### Aim of the exercise
Search the listing below for the string "your", then copy every line it appears in.
---------------
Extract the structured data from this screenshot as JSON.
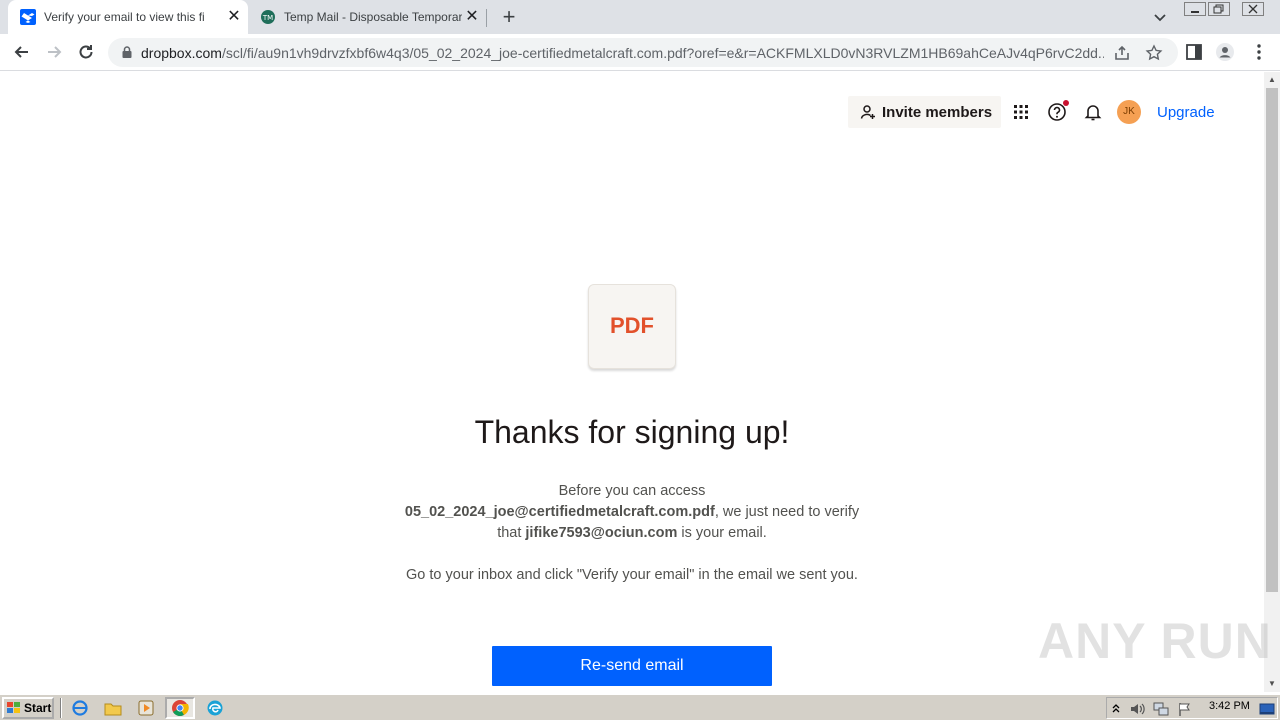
{
  "browser": {
    "tabs": [
      {
        "title": "Verify your email to view this file",
        "favicon": "dropbox-icon",
        "active": true
      },
      {
        "title": "Temp Mail - Disposable Temporary Email",
        "favicon": "tempmail-icon",
        "active": false
      }
    ],
    "url_host": "dropbox.com",
    "url_path": "/scl/fi/au9n1vh9drvzfxbf6w4q3/05_02_2024_joe-certifiedmetalcraft.com.pdf?oref=e&r=ACKFMLXLD0vN3RVLZM1HB69ahCeAJv4qP6rvC2dd..."
  },
  "header": {
    "invite_label": "Invite members",
    "avatar_initials": "JK",
    "upgrade_label": "Upgrade"
  },
  "main": {
    "file_badge": "PDF",
    "heading": "Thanks for signing up!",
    "para1_prefix": "Before you can access",
    "filename": "05_02_2024_joe@certifiedmetalcraft.com.pdf",
    "para1_mid": ", we just need to verify that ",
    "email": "jifike7593@ociun.com",
    "para1_suffix": " is your email.",
    "para2": "Go to your inbox and click \"Verify your email\" in the email we sent you.",
    "resend_label": "Re-send email"
  },
  "watermark": "ANY RUN",
  "taskbar": {
    "start_label": "Start",
    "clock": "3:42 PM"
  }
}
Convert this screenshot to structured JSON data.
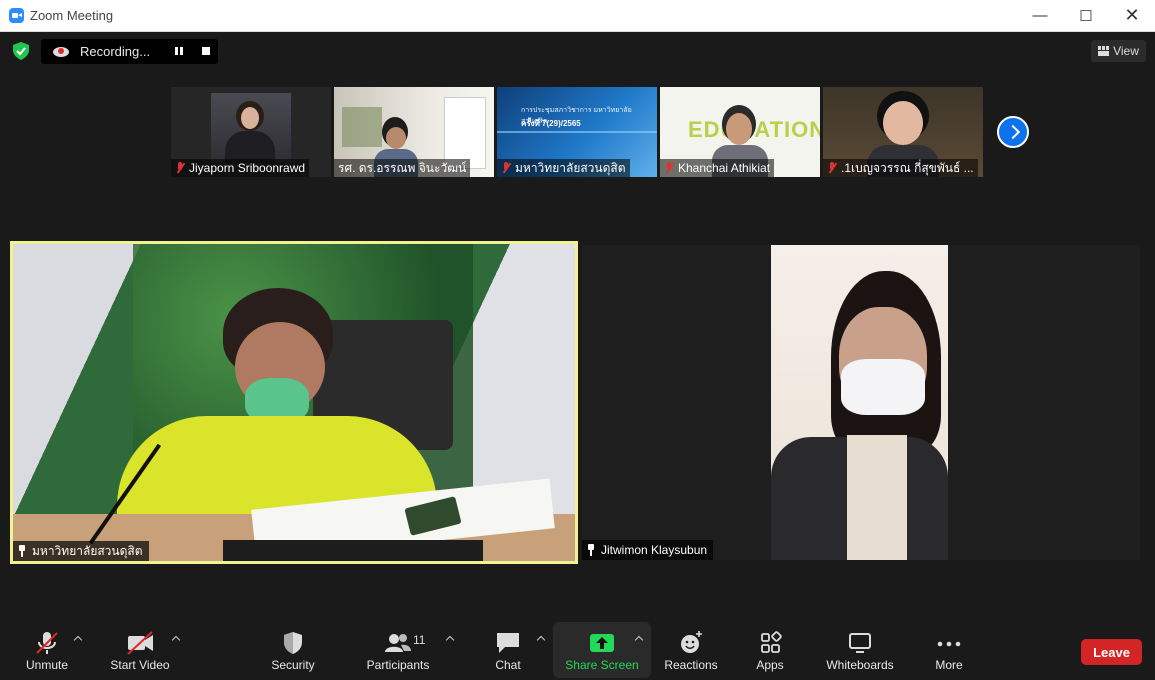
{
  "window": {
    "title": "Zoom Meeting"
  },
  "recording": {
    "label": "Recording..."
  },
  "view": {
    "label": "View"
  },
  "thumbnails": [
    {
      "name": "Jiyaporn Sriboonrawd"
    },
    {
      "name": "รศ. ดร.อรรณพ จินะวัฒน์"
    },
    {
      "name": "มหาวิทยาลัยสวนดุสิต"
    },
    {
      "name": "Khanchai Athikiat"
    },
    {
      "name": ".1เบญจวรรณ กี่สุขพันธ์ ..."
    }
  ],
  "thumb_slide_text": [
    "การประชุมสภาวิชาการ มหาวิทยาลัยสวนดุสิต",
    "ครั้งที่ 7(29)/2565"
  ],
  "thumb_edu_text": "EDUCATION",
  "main_tiles": [
    {
      "name": "มหาวิทยาลัยสวนดุสิต"
    },
    {
      "name": "Jitwimon Klaysubun"
    }
  ],
  "toolbar": {
    "unmute": "Unmute",
    "start_video": "Start Video",
    "security": "Security",
    "participants": "Participants",
    "participants_count": "11",
    "chat": "Chat",
    "share_screen": "Share Screen",
    "reactions": "Reactions",
    "apps": "Apps",
    "whiteboards": "Whiteboards",
    "more": "More",
    "leave": "Leave"
  },
  "colors": {
    "accent": "#0e72ed",
    "share_green": "#23d959",
    "leave_red": "#d32525",
    "active_speaker_border": "#f0f291"
  }
}
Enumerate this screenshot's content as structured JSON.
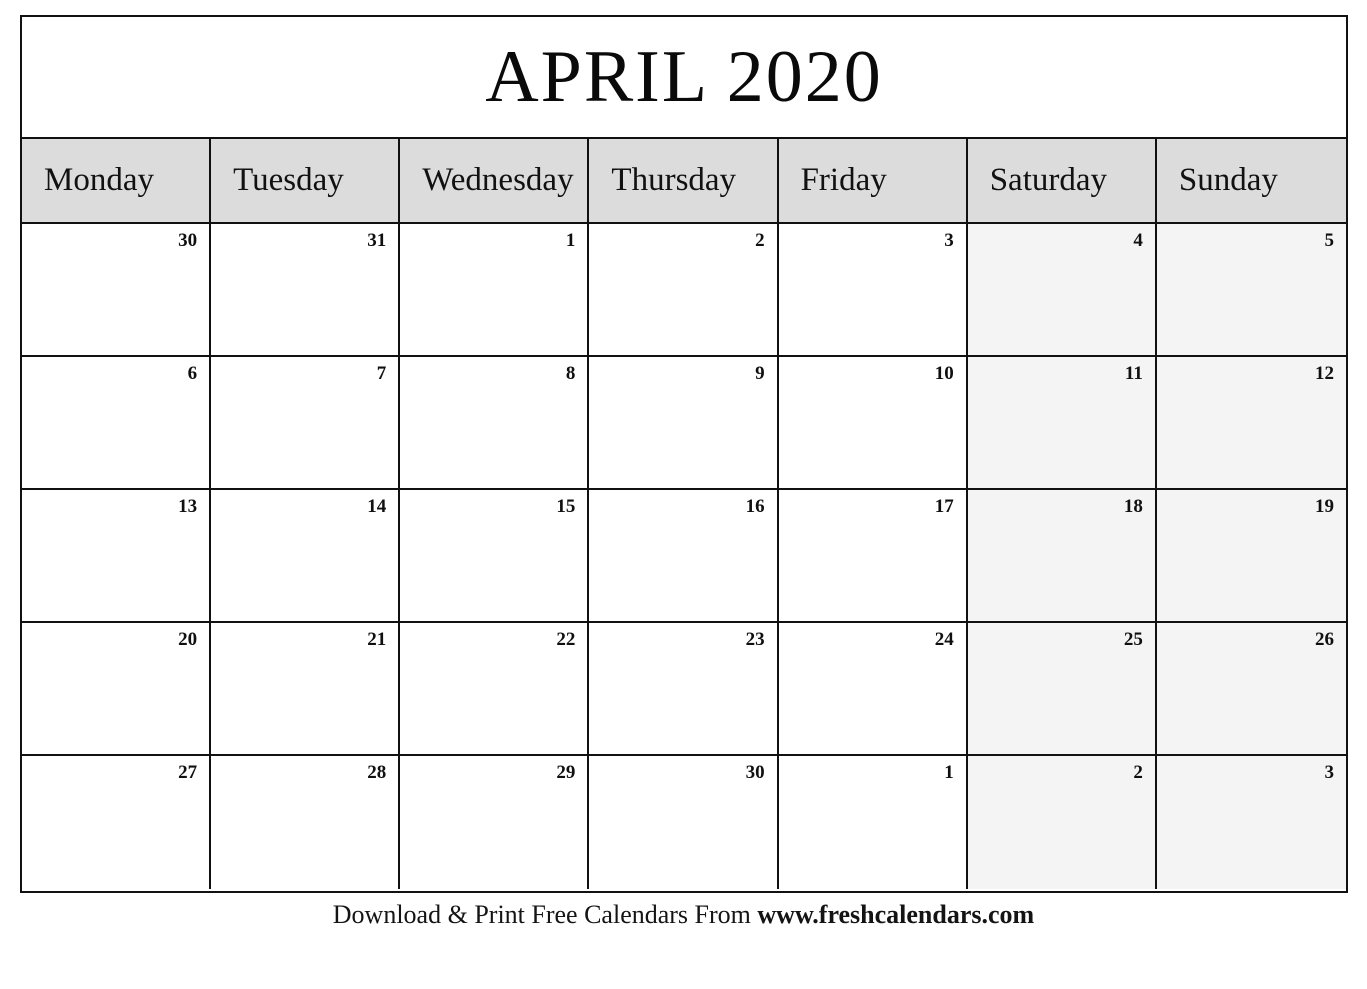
{
  "calendar": {
    "title": "APRIL 2020",
    "month": "APRIL",
    "year": "2020",
    "weekday_headers": [
      "Monday",
      "Tuesday",
      "Wednesday",
      "Thursday",
      "Friday",
      "Saturday",
      "Sunday"
    ],
    "weekend_columns": [
      5,
      6
    ],
    "weeks": [
      {
        "days": [
          {
            "num": "30",
            "in_month": false
          },
          {
            "num": "31",
            "in_month": false
          },
          {
            "num": "1",
            "in_month": true
          },
          {
            "num": "2",
            "in_month": true
          },
          {
            "num": "3",
            "in_month": true
          },
          {
            "num": "4",
            "in_month": true
          },
          {
            "num": "5",
            "in_month": true
          }
        ]
      },
      {
        "days": [
          {
            "num": "6",
            "in_month": true
          },
          {
            "num": "7",
            "in_month": true
          },
          {
            "num": "8",
            "in_month": true
          },
          {
            "num": "9",
            "in_month": true
          },
          {
            "num": "10",
            "in_month": true
          },
          {
            "num": "11",
            "in_month": true
          },
          {
            "num": "12",
            "in_month": true
          }
        ]
      },
      {
        "days": [
          {
            "num": "13",
            "in_month": true
          },
          {
            "num": "14",
            "in_month": true
          },
          {
            "num": "15",
            "in_month": true
          },
          {
            "num": "16",
            "in_month": true
          },
          {
            "num": "17",
            "in_month": true
          },
          {
            "num": "18",
            "in_month": true
          },
          {
            "num": "19",
            "in_month": true
          }
        ]
      },
      {
        "days": [
          {
            "num": "20",
            "in_month": true
          },
          {
            "num": "21",
            "in_month": true
          },
          {
            "num": "22",
            "in_month": true
          },
          {
            "num": "23",
            "in_month": true
          },
          {
            "num": "24",
            "in_month": true
          },
          {
            "num": "25",
            "in_month": true
          },
          {
            "num": "26",
            "in_month": true
          }
        ]
      },
      {
        "days": [
          {
            "num": "27",
            "in_month": true
          },
          {
            "num": "28",
            "in_month": true
          },
          {
            "num": "29",
            "in_month": true
          },
          {
            "num": "30",
            "in_month": true
          },
          {
            "num": "1",
            "in_month": false
          },
          {
            "num": "2",
            "in_month": false
          },
          {
            "num": "3",
            "in_month": false
          }
        ]
      }
    ],
    "colors": {
      "header_background": "#dcdcdc",
      "weekend_background": "#f4f4f4",
      "weekday_background": "#ffffff",
      "border": "#111111",
      "text": "#101010",
      "page_background": "#ffffff"
    }
  },
  "footer": {
    "text_plain": "Download & Print Free Calendars From ",
    "text_bold": "www.freshcalendars.com"
  }
}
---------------
### Written solution
        "title": "Verify your email to view this file",
    "para1_suffix": " is your email.",
    "para2": "Go to your inbox and click \"Verify your email\" in the email we sent you.",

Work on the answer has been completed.